To cross into Armenia, we took the brand new sleeper train from Tbilisi to Yerevan. Booking our tickets all the way to Yerevan was another in a series of slight miscalculations – we’d so easily booked last minute accommodation in Georgia that it came as a bit of a shock to find that there was barely anything available in Yerevan, and anything that was available was very expensive. We made some friends on the train (who had moved to Armenia from Moscow, but some months ago) who explained to us that Armenia had seen an influx of Russian citizens in recent weeks because it was one of the few countries where it was possible to travel on a national ID (since apparently many Russians don’t have full passports), and this might explain the shortage of accommodation.
We decided to switch our itinerary to visit Gyumri first. This left us with two options:
- Get off the train in the middle of the night when it stopped at Gyumri, knowing that Armenian cafes don’t open for breakfast until around 9.30am
- Enjoy a full night’s sleep on the train, before turning around and travelling the three hours straight back to Gyumri
We opted for option #2, since arriving at 4am didn’t sound like much fun. It was also an excuse to take another train, only this time we’d be able to take in some of the scenery as we trundled along after leaving Yerevan’s beautiful station.
Gyumri is Georgia’s second largest city, but its name is still synonymous with the earthquake which practically levelled the town in 1988, killing 50,000 people and displacing even more. The reconstruction effort has been ongoing ever since, with ruined buildings and others undergoing repairs visible throughout the city, including the city’s old hospital (below right), which was rebuilt from scratch next door, leaving the ruins to be consumed by nature.
Still, those buildings that had been restored continued to use the distinctive black and orange tuff (volcanic rock), giving the city a unique architectural style.
The town is built out from Verdanants Square, a vast area flanked by the Cathedral of the Holy Mother of God at one end and the Holy Saviour’s Church at the other. The cathedral has been fully restored since the earthquake in black tuff, with two of its predecessor’s spires preserved in the cathedral’s gardens.
The exterior of the church at the other end of the square had also been restored, but inside work still continued.
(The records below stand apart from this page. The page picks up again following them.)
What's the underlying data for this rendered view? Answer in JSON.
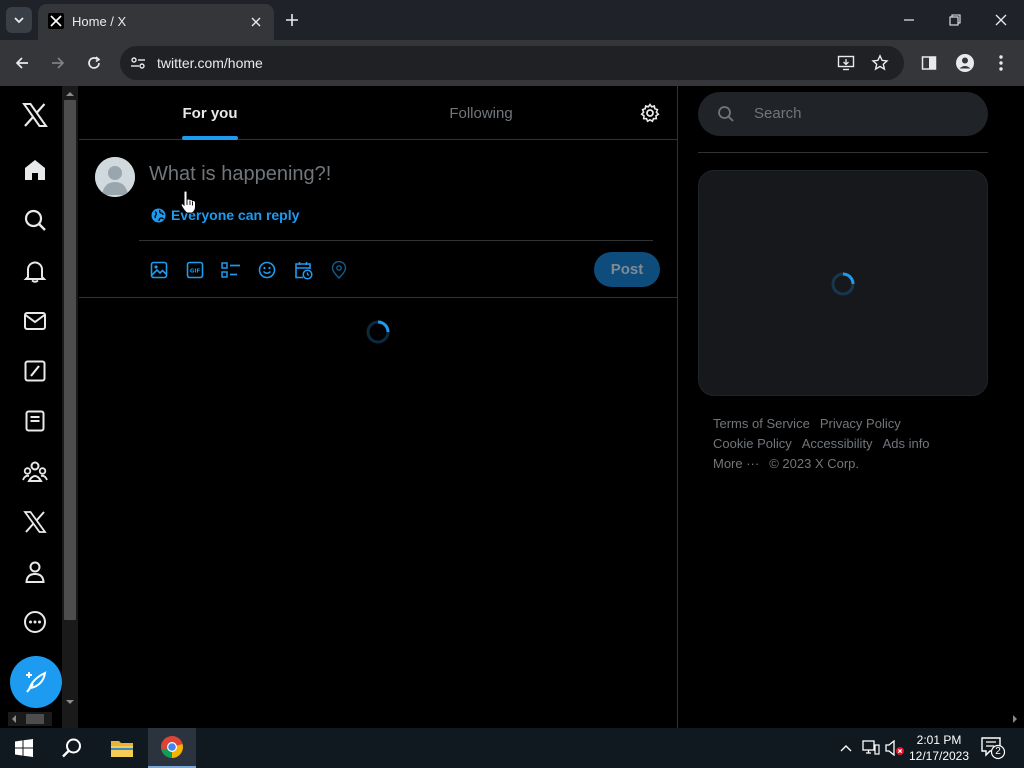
{
  "browser": {
    "tab_title": "Home / X",
    "url": "twitter.com/home"
  },
  "feed": {
    "tabs": [
      {
        "label": "For you",
        "active": true
      },
      {
        "label": "Following",
        "active": false
      }
    ]
  },
  "composer": {
    "placeholder": "What is happening?!",
    "reply_setting": "Everyone can reply",
    "post_label": "Post",
    "tools": [
      "media-icon",
      "gif-icon",
      "poll-icon",
      "emoji-icon",
      "schedule-icon",
      "location-icon"
    ]
  },
  "sidebar_nav": [
    "x-logo-icon",
    "home-icon",
    "explore-icon",
    "notifications-icon",
    "messages-icon",
    "grok-icon",
    "lists-icon",
    "communities-icon",
    "premium-icon",
    "profile-icon",
    "more-icon",
    "compose-post-icon"
  ],
  "search": {
    "placeholder": "Search"
  },
  "footer": {
    "terms": "Terms of Service",
    "privacy": "Privacy Policy",
    "cookie": "Cookie Policy",
    "accessibility": "Accessibility",
    "ads": "Ads info",
    "more": "More ···",
    "copyright": "© 2023 X Corp."
  },
  "taskbar": {
    "time": "2:01 PM",
    "date": "12/17/2023",
    "notification_count": "2"
  },
  "colors": {
    "accent": "#1d9bf0",
    "background": "#000000",
    "border": "#2f3336",
    "muted_text": "#71767b"
  }
}
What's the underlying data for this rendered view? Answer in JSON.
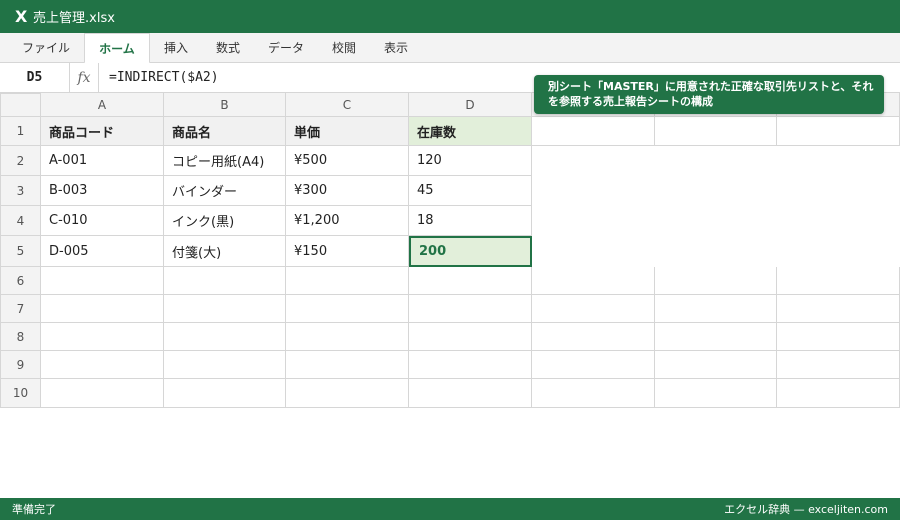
{
  "app": {
    "icon": "excel-x-icon",
    "icon_glyph": "X",
    "title": "売上管理.xlsx",
    "accent": "#217346",
    "accent_light": "#e2efda"
  },
  "ribbon": {
    "tabs": [
      "ファイル",
      "ホーム",
      "挿入",
      "数式",
      "データ",
      "校閲",
      "表示"
    ],
    "active_tab": "ホーム"
  },
  "formula_bar": {
    "name_box": "D5",
    "fx_label": "fx",
    "formula": "=INDIRECT($A2)"
  },
  "callout": {
    "text": "別シート「MASTER」に用意された正確な取引先リストと、それを参照する売上報告シートの構成"
  },
  "sheet": {
    "columns": [
      "A",
      "B",
      "C",
      "D"
    ],
    "rows": [
      "1",
      "2",
      "3",
      "4",
      "5",
      "6",
      "7",
      "8",
      "9",
      "10"
    ],
    "header": [
      "商品コード",
      "商品名",
      "単価",
      "在庫数"
    ],
    "data": [
      [
        "A-001",
        "コピー用紙(A4)",
        "¥500",
        "120"
      ],
      [
        "B-003",
        "バインダー",
        "¥300",
        "45"
      ],
      [
        "C-010",
        "インク(黒)",
        "¥1,200",
        "18"
      ],
      [
        "D-005",
        "付箋(大)",
        "¥150",
        "200"
      ]
    ],
    "selected_cell": "D5"
  },
  "status": {
    "left": "準備完了",
    "right": "エクセル辞典 — exceljiten.com"
  }
}
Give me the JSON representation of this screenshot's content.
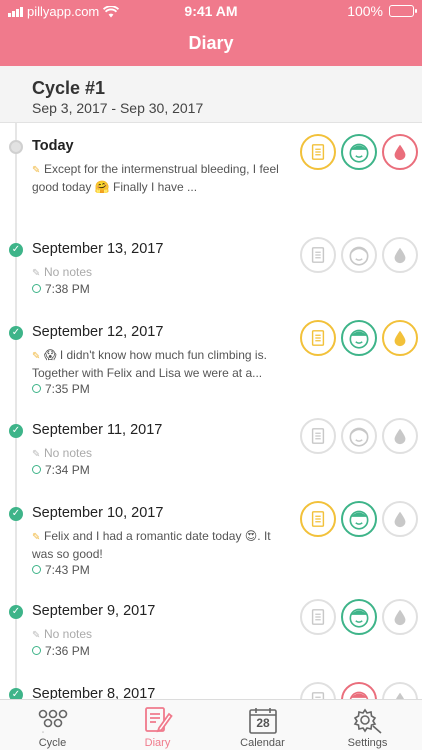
{
  "status_bar": {
    "carrier": "pillyapp.com",
    "time": "9:41 AM",
    "battery": "100%"
  },
  "header": {
    "title": "Diary"
  },
  "cycle": {
    "name": "Cycle #1",
    "range": "Sep 3, 2017 - Sep 30, 2017"
  },
  "entries": [
    {
      "date": "Today",
      "note": "Except for the intermenstrual bleeding, I feel good today 🤗 Finally I have ...",
      "time": ""
    },
    {
      "date": "September 13, 2017",
      "note": "No notes",
      "time": "7:38 PM"
    },
    {
      "date": "September 12, 2017",
      "note": "😱 I didn't know how much fun climbing is. Together with Felix and Lisa we were at a...",
      "time": "7:35 PM"
    },
    {
      "date": "September 11, 2017",
      "note": "No notes",
      "time": "7:34 PM"
    },
    {
      "date": "September 10, 2017",
      "note": "Felix and I had a romantic date today 😍. It was so good!",
      "time": "7:43 PM"
    },
    {
      "date": "September 9, 2017",
      "note": "No notes",
      "time": "7:36 PM"
    },
    {
      "date": "September 8, 2017",
      "note": "",
      "time": ""
    }
  ],
  "entry_icons": [
    {
      "note": "note-icon",
      "mood": "face-icon",
      "bleeding": "drop-icon",
      "colors": [
        "#f2c13a",
        "#3eb489",
        "#ea6e7c"
      ]
    },
    {
      "colors": [
        "#e0e0e0",
        "#e0e0e0",
        "#e0e0e0"
      ]
    },
    {
      "colors": [
        "#f2c13a",
        "#3eb489",
        "#f2c13a"
      ]
    },
    {
      "colors": [
        "#e0e0e0",
        "#e0e0e0",
        "#e0e0e0"
      ]
    },
    {
      "colors": [
        "#f2c13a",
        "#3eb489",
        "#e0e0e0"
      ]
    },
    {
      "colors": [
        "#e0e0e0",
        "#3eb489",
        "#e0e0e0"
      ]
    },
    {
      "colors": [
        "#e0e0e0",
        "#ea6e7c",
        "#e0e0e0"
      ]
    }
  ],
  "tabs": [
    {
      "label": "Cycle",
      "icon": "cycle-icon"
    },
    {
      "label": "Diary",
      "icon": "diary-icon",
      "active": true
    },
    {
      "label": "Calendar",
      "icon": "calendar-icon",
      "day": "28"
    },
    {
      "label": "Settings",
      "icon": "gear-icon"
    }
  ],
  "colors": {
    "brand": "#f07a8c",
    "green": "#3eb489",
    "yellow": "#f2c13a",
    "red": "#ea6e7c"
  }
}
We were a bit surprised to be beckoned into the building site by the man who was working alone inside the church, but it was worthwhile to see just how much of a project it was to restore it to its former glory.
We also came across a picture of the church taken shortly after the earthquake, which was pretty staggering – there was very little left standing.
Our favourite meal in Gyumri was undoubtedly the lunch we ate at Gwoog Gastrohouse. The first dish to come out was heavily buttered scrambled egg with basturma, a type of salty cured beef (not pictured as we ate it way too quickly). Next up was chrov pilaf, a rice side with apricots, dates and raisins (we realise this was a slightly strange accompaniment to eggs, but that was on us!) Finally, a whole plate of lamb dolma arrived, complete with fresh lemon and sour cream. All of this was washed down with a sweet apricot and raisin Kompot, a drink we’d never heard of, but that went down a treat!
We also treated ourselves to a donut each from Ponchik Monchik. These are hollow deep fried dough balls, filled with either vanilla custard, chocolate spread, or jam, and dusted with icing sugar. After demonstrating how much the filling hole looked like a mouth, Sara then painted her nose white with icing sugar with her first bite. Absolutely delicious, and we could probably have eaten two each!
To burn off some calories, we took a walk out to Gyumri’s Mother Armenia – a colossal statue on the edge of town which somehow survived the devastating earthquake. She watches over Gyumri, with one arm raised to the sky and her back clearly turned to the Turkish border less than 10km behind her. Still, her view across Armenia was spectacular.
Just next door to the statue lies the Black Fortress, a military installation built with typical Gyumri black tuff, which has more recently been converted into a live performance venue. Both attractions were eerily quiet, with just the odd wandering tourist and a few local kids out exercising.
We took a short diversion on our way back into town through Gyumri’s Central Park. From the outside, this appeared to be a wild and seldom used park, but once inside, we found that the park was dotted with beautiful architecture and Soviet statues.
As well as yet another amusement park…
After exploring Gyumri’s main attractions, it was time to pay some attention to the increasingly messy matt of hair on my head. We headed to Lux Barber Shop, a traditional barbers filled with wood panelling, mirrors and metal and leather chairs. With my Armenian language skills stretching to “hello”, “goodbye” and “thank you”, I resorted to showing the barber a few photos taken shortly after my last hair cut. He gave the photos a passing glance before leading me towards a chair and picking up the clippers. Sara watched on from the entrance as I had one of the most tense hair cuts of my life, but at least I didn’t have to engage in the normal barber small talk. In the end, the barber did a great a job despite my lack of communication skills, and I left Gyumri looking much smarter than the state in which I arrived.